:: Work request ::
Check every line of the entries below for the word "this". Then give the number of lines that have it, with nothing added.

:: Provided data ::

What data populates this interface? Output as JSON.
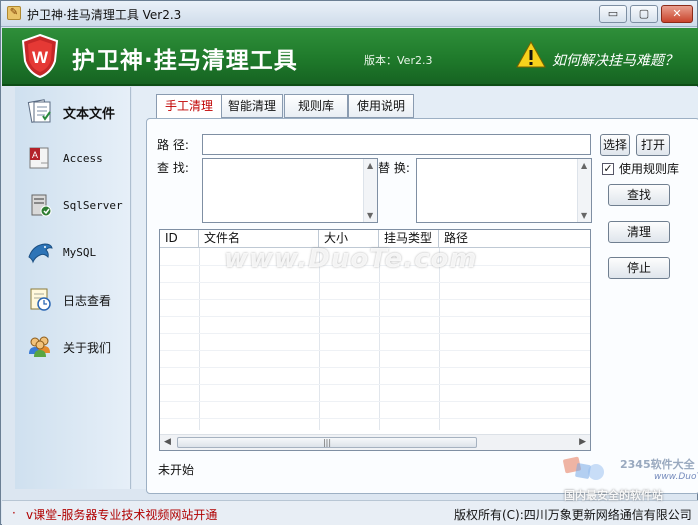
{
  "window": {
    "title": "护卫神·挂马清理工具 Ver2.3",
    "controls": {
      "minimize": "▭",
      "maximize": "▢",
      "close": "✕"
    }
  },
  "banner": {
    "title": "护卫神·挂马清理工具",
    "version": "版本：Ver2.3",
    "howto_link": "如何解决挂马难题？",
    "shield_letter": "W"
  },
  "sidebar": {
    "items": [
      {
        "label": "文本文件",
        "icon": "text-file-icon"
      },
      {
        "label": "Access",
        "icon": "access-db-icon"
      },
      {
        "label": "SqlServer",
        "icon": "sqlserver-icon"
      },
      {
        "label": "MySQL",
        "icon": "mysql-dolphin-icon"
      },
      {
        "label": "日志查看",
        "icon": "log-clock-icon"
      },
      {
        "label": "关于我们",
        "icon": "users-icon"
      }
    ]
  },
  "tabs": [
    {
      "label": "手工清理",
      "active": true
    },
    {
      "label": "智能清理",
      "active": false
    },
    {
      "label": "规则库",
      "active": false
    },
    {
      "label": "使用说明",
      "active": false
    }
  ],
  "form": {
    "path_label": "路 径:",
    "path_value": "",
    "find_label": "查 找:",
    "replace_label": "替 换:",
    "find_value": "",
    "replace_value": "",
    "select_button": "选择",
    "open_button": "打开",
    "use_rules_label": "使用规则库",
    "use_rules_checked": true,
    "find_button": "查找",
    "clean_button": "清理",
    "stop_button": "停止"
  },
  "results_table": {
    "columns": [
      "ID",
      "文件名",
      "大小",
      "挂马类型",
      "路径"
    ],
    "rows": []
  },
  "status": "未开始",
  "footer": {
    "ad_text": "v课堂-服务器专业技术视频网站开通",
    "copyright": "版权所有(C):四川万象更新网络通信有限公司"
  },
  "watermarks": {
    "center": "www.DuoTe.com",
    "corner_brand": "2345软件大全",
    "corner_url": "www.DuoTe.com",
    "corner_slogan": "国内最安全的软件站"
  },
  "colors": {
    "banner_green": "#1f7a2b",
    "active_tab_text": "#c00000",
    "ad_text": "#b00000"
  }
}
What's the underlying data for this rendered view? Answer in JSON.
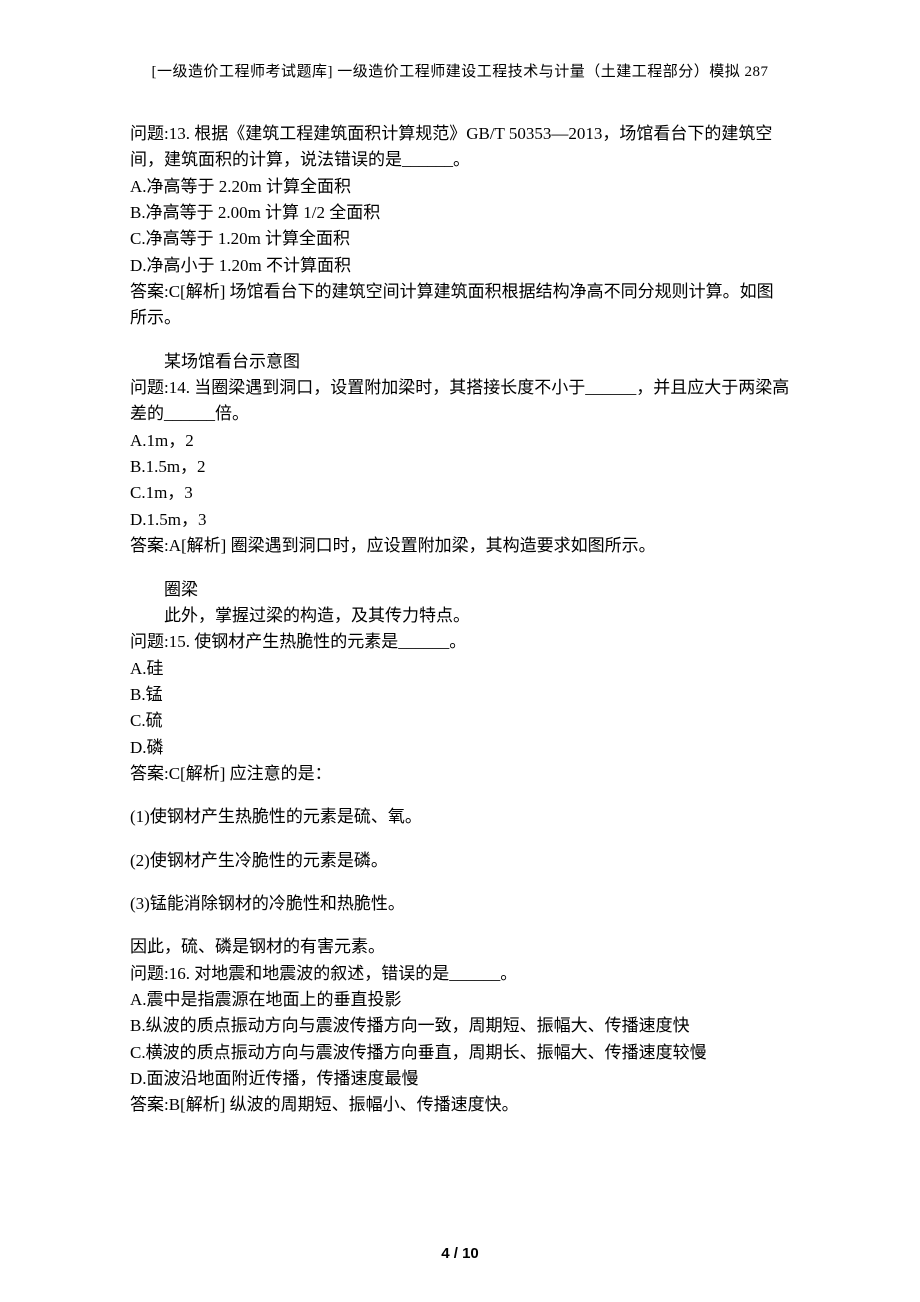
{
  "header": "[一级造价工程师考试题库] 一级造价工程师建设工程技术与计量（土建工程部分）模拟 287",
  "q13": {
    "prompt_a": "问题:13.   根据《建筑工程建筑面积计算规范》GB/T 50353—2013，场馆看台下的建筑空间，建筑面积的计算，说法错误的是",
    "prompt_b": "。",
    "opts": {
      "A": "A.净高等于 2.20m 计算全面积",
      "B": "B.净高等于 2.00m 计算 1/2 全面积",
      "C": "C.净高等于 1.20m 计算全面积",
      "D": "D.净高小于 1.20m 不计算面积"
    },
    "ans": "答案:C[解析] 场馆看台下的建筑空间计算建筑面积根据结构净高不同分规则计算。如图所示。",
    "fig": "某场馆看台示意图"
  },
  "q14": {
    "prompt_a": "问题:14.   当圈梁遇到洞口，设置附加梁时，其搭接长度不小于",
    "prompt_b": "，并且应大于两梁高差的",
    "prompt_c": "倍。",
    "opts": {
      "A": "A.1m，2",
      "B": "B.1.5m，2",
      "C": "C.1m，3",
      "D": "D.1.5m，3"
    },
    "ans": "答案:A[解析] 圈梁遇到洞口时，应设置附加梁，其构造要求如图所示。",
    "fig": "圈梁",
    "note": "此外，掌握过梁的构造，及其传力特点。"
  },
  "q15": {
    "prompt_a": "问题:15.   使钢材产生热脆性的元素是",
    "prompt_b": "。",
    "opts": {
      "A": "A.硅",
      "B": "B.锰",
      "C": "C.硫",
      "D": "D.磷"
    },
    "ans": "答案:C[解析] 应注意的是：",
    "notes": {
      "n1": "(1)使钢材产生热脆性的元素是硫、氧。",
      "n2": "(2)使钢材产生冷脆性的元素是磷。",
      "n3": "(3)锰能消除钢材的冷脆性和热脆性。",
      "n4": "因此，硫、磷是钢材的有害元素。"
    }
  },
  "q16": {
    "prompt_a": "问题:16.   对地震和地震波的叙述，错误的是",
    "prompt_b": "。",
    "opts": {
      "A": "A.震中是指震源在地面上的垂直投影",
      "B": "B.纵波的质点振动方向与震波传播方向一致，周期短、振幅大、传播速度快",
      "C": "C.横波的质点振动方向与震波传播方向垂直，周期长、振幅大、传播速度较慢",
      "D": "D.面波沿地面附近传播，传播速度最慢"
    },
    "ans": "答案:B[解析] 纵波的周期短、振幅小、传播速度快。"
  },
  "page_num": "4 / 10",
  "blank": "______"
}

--

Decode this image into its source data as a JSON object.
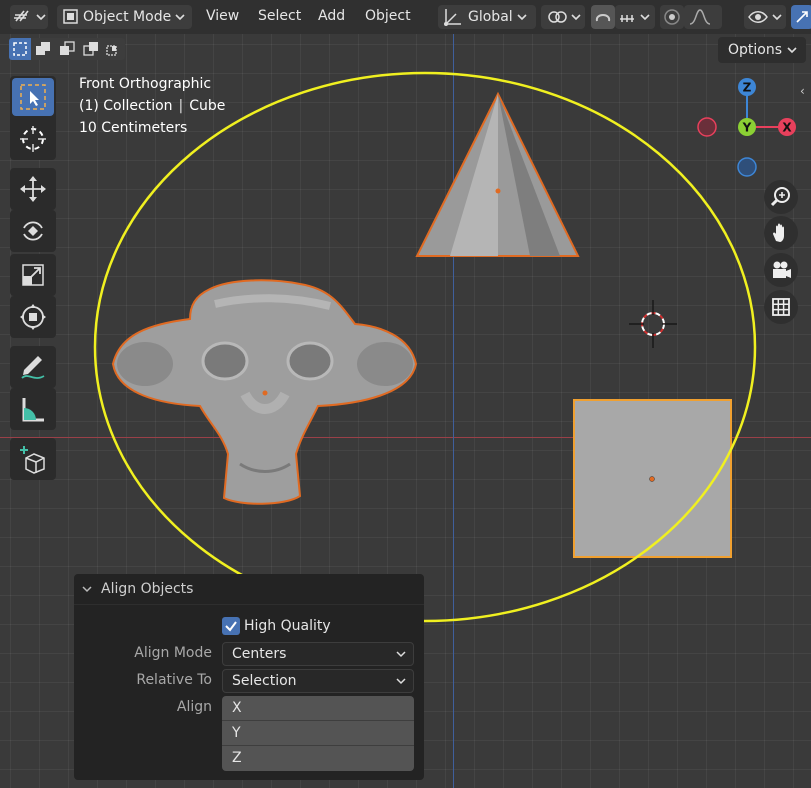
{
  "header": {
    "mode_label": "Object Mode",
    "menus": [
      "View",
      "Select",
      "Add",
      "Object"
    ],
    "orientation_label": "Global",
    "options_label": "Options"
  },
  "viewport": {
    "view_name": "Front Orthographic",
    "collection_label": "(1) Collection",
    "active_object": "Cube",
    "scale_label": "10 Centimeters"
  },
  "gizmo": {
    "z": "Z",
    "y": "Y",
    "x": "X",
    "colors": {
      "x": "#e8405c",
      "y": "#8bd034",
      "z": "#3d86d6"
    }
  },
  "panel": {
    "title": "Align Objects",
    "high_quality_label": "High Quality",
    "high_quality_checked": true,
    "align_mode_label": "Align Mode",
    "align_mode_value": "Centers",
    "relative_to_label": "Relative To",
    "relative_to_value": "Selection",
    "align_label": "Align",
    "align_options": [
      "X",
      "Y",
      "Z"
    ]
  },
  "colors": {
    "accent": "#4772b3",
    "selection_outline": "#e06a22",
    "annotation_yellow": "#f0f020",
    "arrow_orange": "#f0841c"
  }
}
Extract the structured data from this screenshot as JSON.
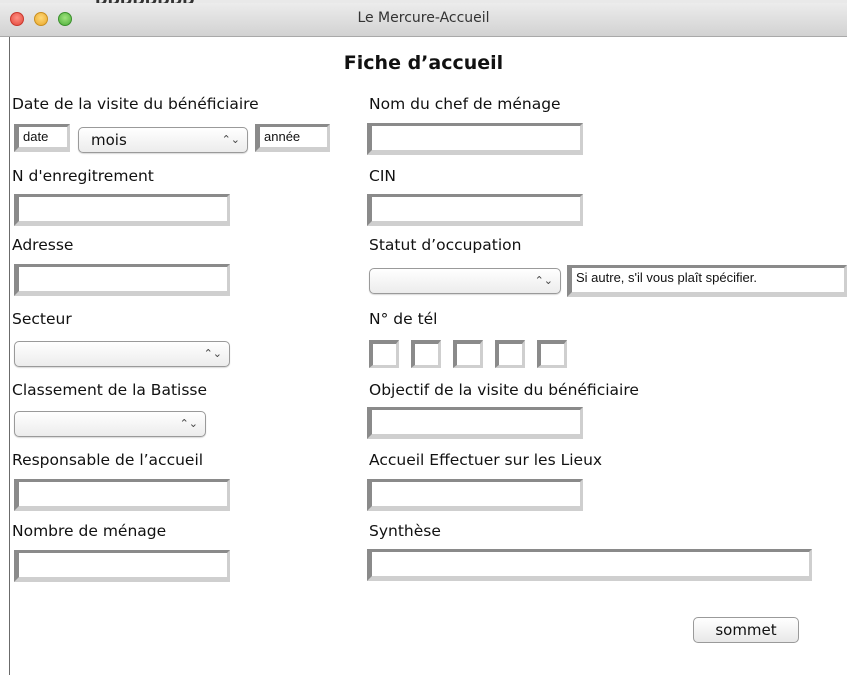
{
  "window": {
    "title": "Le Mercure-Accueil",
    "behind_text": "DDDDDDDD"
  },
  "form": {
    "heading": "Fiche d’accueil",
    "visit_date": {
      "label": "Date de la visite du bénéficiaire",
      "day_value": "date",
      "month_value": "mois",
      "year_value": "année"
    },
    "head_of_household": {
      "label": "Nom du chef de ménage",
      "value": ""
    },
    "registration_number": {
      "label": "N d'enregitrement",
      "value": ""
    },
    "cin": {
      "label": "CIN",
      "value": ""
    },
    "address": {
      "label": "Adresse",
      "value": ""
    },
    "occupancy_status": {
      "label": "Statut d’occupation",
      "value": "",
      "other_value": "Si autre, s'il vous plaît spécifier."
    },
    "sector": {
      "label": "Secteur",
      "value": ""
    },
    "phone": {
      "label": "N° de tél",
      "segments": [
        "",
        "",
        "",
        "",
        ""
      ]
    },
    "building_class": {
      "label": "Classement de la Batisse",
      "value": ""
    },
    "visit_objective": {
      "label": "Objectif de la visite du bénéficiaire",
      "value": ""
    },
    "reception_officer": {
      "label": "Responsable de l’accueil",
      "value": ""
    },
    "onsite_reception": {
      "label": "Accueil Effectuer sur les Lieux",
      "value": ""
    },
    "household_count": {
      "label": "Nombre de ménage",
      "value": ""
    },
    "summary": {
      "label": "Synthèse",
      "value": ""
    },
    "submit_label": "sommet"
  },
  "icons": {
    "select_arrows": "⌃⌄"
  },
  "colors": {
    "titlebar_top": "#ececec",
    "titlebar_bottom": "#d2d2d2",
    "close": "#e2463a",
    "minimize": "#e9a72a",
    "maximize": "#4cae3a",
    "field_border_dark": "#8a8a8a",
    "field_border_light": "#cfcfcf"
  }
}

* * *

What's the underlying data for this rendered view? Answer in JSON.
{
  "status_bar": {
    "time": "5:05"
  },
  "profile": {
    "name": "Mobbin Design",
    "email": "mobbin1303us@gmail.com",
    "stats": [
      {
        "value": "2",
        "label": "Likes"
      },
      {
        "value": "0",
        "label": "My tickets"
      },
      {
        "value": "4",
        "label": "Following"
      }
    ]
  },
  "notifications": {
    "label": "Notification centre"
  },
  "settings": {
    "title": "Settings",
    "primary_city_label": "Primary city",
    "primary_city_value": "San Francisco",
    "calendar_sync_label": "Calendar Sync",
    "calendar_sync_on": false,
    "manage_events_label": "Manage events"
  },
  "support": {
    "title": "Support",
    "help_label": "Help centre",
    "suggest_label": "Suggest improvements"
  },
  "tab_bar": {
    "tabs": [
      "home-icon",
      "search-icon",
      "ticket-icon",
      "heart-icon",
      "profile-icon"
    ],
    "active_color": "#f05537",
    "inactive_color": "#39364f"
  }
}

:: Answer area ::
5